• Exercise prompt:
The reply should contain every entry below exactly as written, with no images.
═══ Listed records
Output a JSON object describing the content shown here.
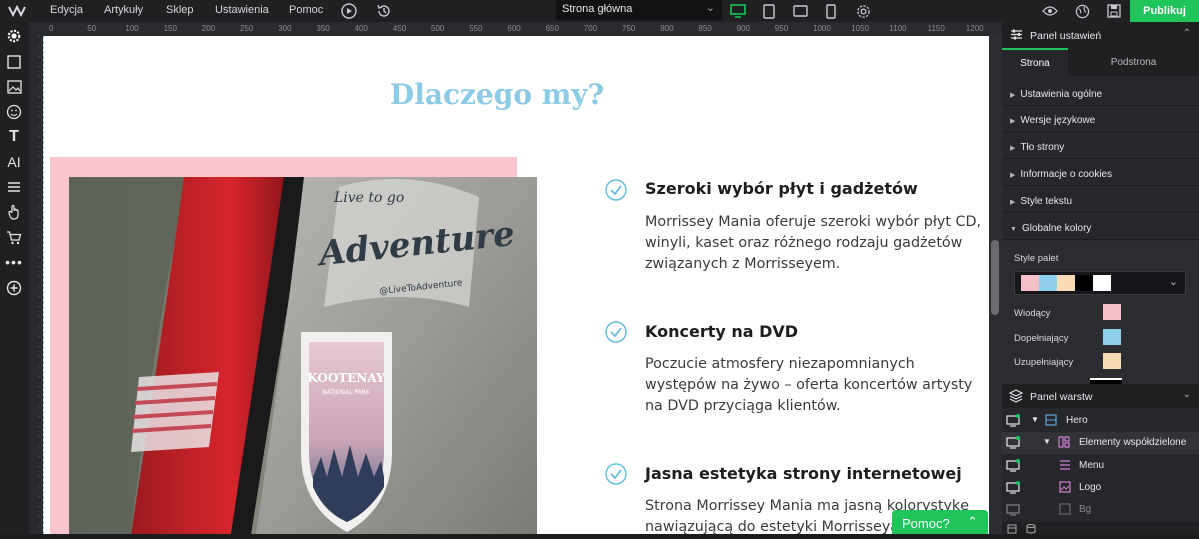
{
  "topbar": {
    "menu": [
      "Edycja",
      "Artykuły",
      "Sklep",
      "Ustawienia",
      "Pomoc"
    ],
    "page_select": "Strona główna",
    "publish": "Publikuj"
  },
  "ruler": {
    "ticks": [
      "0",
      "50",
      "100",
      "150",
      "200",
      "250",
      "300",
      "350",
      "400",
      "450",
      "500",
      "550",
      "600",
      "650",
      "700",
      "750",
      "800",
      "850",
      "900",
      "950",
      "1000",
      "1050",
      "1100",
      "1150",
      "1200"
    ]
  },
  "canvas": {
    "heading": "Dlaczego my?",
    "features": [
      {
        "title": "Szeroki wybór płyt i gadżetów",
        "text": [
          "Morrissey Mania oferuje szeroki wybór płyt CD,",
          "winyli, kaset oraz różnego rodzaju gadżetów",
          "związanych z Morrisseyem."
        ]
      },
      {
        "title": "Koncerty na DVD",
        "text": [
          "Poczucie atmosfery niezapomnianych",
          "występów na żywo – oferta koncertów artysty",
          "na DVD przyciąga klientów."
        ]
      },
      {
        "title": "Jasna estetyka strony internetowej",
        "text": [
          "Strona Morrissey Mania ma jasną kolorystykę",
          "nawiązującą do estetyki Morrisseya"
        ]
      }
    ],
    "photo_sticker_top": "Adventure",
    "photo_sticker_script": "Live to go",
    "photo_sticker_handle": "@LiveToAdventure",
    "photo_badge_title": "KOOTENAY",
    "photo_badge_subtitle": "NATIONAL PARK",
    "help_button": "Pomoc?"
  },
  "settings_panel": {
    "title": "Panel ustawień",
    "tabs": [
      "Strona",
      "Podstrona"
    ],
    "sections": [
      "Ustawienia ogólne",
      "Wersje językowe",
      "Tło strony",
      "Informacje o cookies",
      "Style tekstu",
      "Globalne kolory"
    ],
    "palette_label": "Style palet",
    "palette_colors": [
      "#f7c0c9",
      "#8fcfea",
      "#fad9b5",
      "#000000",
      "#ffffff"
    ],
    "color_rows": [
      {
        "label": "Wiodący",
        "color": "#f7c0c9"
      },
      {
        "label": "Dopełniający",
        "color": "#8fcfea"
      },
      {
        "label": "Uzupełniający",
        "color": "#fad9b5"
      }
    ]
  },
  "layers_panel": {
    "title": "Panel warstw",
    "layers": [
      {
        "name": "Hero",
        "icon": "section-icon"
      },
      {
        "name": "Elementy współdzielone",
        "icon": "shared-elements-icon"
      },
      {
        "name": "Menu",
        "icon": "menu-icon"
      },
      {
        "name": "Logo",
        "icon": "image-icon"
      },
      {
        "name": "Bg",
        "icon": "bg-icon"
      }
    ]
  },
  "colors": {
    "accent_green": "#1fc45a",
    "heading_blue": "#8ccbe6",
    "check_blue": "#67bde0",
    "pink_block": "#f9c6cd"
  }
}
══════
• Exercise response:
Output a JSON object describing the content shown here.
{
  "topbar": {
    "menu": [
      "Edycja",
      "Artykuły",
      "Sklep",
      "Ustawienia",
      "Pomoc"
    ],
    "page_select": "Strona główna",
    "publish": "Publikuj"
  },
  "ruler": {
    "ticks": [
      "0",
      "50",
      "100",
      "150",
      "200",
      "250",
      "300",
      "350",
      "400",
      "450",
      "500",
      "550",
      "600",
      "650",
      "700",
      "750",
      "800",
      "850",
      "900",
      "950",
      "1000",
      "1050",
      "1100",
      "1150",
      "1200"
    ]
  },
  "canvas": {
    "heading": "Dlaczego my?",
    "features": [
      {
        "title": "Szeroki wybór płyt i gadżetów",
        "text": [
          "Morrissey Mania oferuje szeroki wybór płyt CD,",
          "winyli, kaset oraz różnego rodzaju gadżetów",
          "związanych z Morrisseyem."
        ]
      },
      {
        "title": "Koncerty na DVD",
        "text": [
          "Poczucie atmosfery niezapomnianych",
          "występów na żywo – oferta koncertów artysty",
          "na DVD przyciąga klientów."
        ]
      },
      {
        "title": "Jasna estetyka strony internetowej",
        "text": [
          "Strona Morrissey Mania ma jasną kolorystykę",
          "nawiązującą do estetyki Morrisseya"
        ]
      }
    ],
    "photo_sticker_top": "Adventure",
    "photo_sticker_script": "Live to go",
    "photo_sticker_handle": "@LiveToAdventure",
    "photo_badge_title": "KOOTENAY",
    "photo_badge_subtitle": "NATIONAL PARK",
    "help_button": "Pomoc?"
  },
  "settings_panel": {
    "title": "Panel ustawień",
    "tabs": [
      "Strona",
      "Podstrona"
    ],
    "sections": [
      "Ustawienia ogólne",
      "Wersje językowe",
      "Tło strony",
      "Informacje o cookies",
      "Style tekstu",
      "Globalne kolory"
    ],
    "palette_label": "Style palet",
    "palette_colors": [
      "#f7c0c9",
      "#8fcfea",
      "#fad9b5",
      "#000000",
      "#ffffff"
    ],
    "color_rows": [
      {
        "label": "Wiodący",
        "color": "#f7c0c9"
      },
      {
        "label": "Dopełniający",
        "color": "#8fcfea"
      },
      {
        "label": "Uzupełniający",
        "color": "#fad9b5"
      }
    ]
  },
  "layers_panel": {
    "title": "Panel warstw",
    "layers": [
      {
        "name": "Hero",
        "icon": "section-icon"
      },
      {
        "name": "Elementy współdzielone",
        "icon": "shared-elements-icon"
      },
      {
        "name": "Menu",
        "icon": "menu-icon"
      },
      {
        "name": "Logo",
        "icon": "image-icon"
      },
      {
        "name": "Bg",
        "icon": "bg-icon"
      }
    ]
  },
  "colors": {
    "accent_green": "#1fc45a",
    "heading_blue": "#8ccbe6",
    "check_blue": "#67bde0",
    "pink_block": "#f9c6cd"
  }
}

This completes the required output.